Trk. 4 “Cold Black Night” is Spencer’s own equivalent of James’s ‘The Sky Is Crying,’ though it rather misses the sax and piano that traditionally filled out the gaps in Elmore’s slow Blues. A fade-out as Jeremy goes into his final solo disguises the fact that the original take collapsed before the end, but as it wasn’t unusual for one of Elmore’s slowies to be faded on a solo, the treatment’s not inappropriate.
Trk. 5) “The World Keep on Turning” Peter goes into what’s almost John Lee Hooker territory with this heartfelt solo acoustic Blues, and when he sings “nobody knows the way I feel” you can believe he means it. For all his skills as a guitarist, Green’s voice is his most convincing instrument. The real deal.
Trk. 6) “Got to Move.” After a fade-in intro, Jeremy sounds as effervescent as Elmore on this spirited James cover, and the whole band seems to be having a ball here. Mac roadie Hugh Pryce said: “Jeremy was absolutely fastidious about getting his Elmore James right down to a tee, and they’d sing their hearts out every night. I honestly don’t remember a bad gig or a poorly attended gig. ” A lively performance that ends this album on a suitably high note. “Fleetwood Mac” spent 40 weeks in the charts, peaking at No. 4.
Mick Fleetwood still recalls “Jeremy was the focal point onstage,” but however crowd-pleasing Spencer’s astonishing mimicry was, it’s Peter Green’s maturity and unfeigned emotion that carries the album.

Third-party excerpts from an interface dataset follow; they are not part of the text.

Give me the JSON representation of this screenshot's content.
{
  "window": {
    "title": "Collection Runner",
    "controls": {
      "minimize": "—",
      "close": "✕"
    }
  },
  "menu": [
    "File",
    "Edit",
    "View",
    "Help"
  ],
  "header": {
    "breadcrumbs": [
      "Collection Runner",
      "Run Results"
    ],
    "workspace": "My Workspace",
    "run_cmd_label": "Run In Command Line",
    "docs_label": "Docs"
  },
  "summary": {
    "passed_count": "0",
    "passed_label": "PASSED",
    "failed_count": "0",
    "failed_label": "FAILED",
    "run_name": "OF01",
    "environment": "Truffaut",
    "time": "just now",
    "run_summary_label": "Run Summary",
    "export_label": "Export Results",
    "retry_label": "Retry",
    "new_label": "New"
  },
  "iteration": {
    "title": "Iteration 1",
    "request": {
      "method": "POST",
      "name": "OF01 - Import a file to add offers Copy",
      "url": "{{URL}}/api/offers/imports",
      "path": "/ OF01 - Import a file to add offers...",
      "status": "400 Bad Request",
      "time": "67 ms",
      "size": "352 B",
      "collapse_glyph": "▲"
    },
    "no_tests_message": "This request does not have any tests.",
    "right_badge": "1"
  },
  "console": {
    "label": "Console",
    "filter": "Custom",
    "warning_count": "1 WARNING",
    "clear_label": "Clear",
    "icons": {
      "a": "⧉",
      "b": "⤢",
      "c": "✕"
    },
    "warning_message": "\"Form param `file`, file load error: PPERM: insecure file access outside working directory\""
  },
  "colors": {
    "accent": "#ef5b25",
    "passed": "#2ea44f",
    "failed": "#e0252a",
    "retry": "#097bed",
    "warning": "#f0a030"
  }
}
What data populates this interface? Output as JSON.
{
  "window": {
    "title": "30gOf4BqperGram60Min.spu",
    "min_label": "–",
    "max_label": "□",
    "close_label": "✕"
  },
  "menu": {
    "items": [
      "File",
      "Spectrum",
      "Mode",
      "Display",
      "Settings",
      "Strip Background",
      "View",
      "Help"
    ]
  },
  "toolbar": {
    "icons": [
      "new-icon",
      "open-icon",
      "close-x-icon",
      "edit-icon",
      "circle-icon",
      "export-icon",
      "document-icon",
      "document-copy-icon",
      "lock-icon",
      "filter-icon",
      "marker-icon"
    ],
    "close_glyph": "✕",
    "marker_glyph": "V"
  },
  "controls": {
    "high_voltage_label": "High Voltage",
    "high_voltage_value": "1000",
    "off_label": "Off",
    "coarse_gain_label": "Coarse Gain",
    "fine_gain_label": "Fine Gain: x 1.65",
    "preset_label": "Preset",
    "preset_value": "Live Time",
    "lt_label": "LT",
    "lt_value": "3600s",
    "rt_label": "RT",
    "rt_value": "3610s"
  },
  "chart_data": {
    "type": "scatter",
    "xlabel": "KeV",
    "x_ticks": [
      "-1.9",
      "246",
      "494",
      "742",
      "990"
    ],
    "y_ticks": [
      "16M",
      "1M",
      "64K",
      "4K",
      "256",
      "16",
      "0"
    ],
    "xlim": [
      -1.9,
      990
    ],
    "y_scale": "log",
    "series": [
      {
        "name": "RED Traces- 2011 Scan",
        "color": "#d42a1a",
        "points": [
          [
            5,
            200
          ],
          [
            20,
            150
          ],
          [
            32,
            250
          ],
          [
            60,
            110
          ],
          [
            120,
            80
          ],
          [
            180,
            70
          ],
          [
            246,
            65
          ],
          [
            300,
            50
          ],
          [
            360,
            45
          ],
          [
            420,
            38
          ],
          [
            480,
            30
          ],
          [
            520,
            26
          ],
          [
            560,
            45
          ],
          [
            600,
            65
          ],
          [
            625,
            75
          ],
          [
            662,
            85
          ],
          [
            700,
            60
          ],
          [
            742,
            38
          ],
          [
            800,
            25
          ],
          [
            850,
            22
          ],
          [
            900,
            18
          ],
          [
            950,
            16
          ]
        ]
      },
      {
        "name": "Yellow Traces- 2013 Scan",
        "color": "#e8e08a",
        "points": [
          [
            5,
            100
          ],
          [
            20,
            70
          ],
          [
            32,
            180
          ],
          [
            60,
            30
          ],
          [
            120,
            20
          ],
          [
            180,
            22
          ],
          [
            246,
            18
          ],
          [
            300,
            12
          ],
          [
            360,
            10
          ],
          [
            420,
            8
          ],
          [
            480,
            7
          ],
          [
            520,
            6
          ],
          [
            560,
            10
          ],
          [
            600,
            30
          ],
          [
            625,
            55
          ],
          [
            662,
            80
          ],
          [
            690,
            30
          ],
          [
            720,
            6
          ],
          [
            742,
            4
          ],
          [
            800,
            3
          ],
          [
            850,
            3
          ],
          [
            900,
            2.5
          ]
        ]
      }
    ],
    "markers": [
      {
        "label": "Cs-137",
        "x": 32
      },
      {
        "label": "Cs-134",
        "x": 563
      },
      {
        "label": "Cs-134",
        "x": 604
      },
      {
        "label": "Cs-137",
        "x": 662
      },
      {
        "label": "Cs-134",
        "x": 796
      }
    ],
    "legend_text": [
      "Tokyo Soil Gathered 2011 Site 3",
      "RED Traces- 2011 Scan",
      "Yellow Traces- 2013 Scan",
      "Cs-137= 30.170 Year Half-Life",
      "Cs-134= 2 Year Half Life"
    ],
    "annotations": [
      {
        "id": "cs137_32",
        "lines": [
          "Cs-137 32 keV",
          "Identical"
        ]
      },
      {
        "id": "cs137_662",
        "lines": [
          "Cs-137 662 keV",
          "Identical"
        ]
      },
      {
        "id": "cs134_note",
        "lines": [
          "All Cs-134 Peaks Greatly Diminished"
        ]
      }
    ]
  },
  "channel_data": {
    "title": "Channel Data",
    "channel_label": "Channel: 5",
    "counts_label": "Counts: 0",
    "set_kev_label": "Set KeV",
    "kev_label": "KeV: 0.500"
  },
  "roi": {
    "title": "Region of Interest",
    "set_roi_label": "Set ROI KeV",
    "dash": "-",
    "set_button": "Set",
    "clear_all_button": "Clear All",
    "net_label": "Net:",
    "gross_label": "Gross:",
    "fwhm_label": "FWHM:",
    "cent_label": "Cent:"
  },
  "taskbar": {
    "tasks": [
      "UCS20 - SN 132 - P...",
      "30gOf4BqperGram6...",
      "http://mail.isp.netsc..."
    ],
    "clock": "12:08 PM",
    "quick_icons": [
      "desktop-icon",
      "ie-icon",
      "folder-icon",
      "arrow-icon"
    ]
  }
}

Green possessed an unique quality, both as a guitarist and a singer, as Mayall put it, “His emerging voice aspired to say as much as possible in a few well-chosen notes, delivered with a haunting, sweet yet melancholy tone.”
Brunning remembered “Peter’s sparse, emotive liquid guitar playing was moving to hear, and his voice too was already rich and full of feeling and power.” American Blues stars praised him, including famed guitarist BB King, who claimed “He has the sweetest tone I ever heard; he was the only one who gave me the cold sweats,” and pianist Eddie Boyd, who said succinctly “Peter’s a great Bluesman. He’s a negro turned inside out.”
Sandra Elsdon, his then girlfriend and the inspiration for “Black Magic Woman,” felt Green’s depth of feeling had its roots in the bigotry and prejudice he had suffered as a child. “Being Jewish, his parents and family really had a terrible time,” she said. “He was teased and taunted, and the scars were still there. And to me, those are Peter’s blues; the Blues for him are Jewish Blues.” Wherever they come from, they’re palpable throughout every song he sings here, and contribute to making this one of the Classic Albums of British Blues.
And on a final note, let’s hear it for Bob Brunning. I met Bob just once, when my band played his South London Blues Club, BB’s, and remember him as a charming and dapper old gent, who seemed to have shrunk considerably since the photos of him on stage with the Mac at Windsor. Sadly his musical legacy with the band has been reduced to three tracks – ‘Long Grey Mare’, ‘I Believe My Time Ain’t Long.’ and ‘Ramblin’ Pony’ (a re-working of the Baby Face Leroy Trio version of ‘Rollin’ & Tumblin” on which there is no bass.)
Beyond that there’s only Windsor – their set was bootlegged and can still be found on CD, though it doesn’t come cheap, and the audio quality is very poor – and their first date at the Marquee, which suffered similar treatment. Though these may be important historic documents, they’re not for the faint-hearted listener, and no reflection on Bob, who was a fine and capable bass player who remained active on the British Blues scene all his life. I’m indebted to the late Mr Brunning for his informative books ‘Blues: The British Connection,’ later adapted as ‘Blues In Britain,’ and ‘Behind The Masks,’ the story of Fleetwood Mac. Bob died in 2011 after a heart attack, aged 68. RIP Bob, and thanks for everything.
© Stevie King 2015 for the British Blues Archive.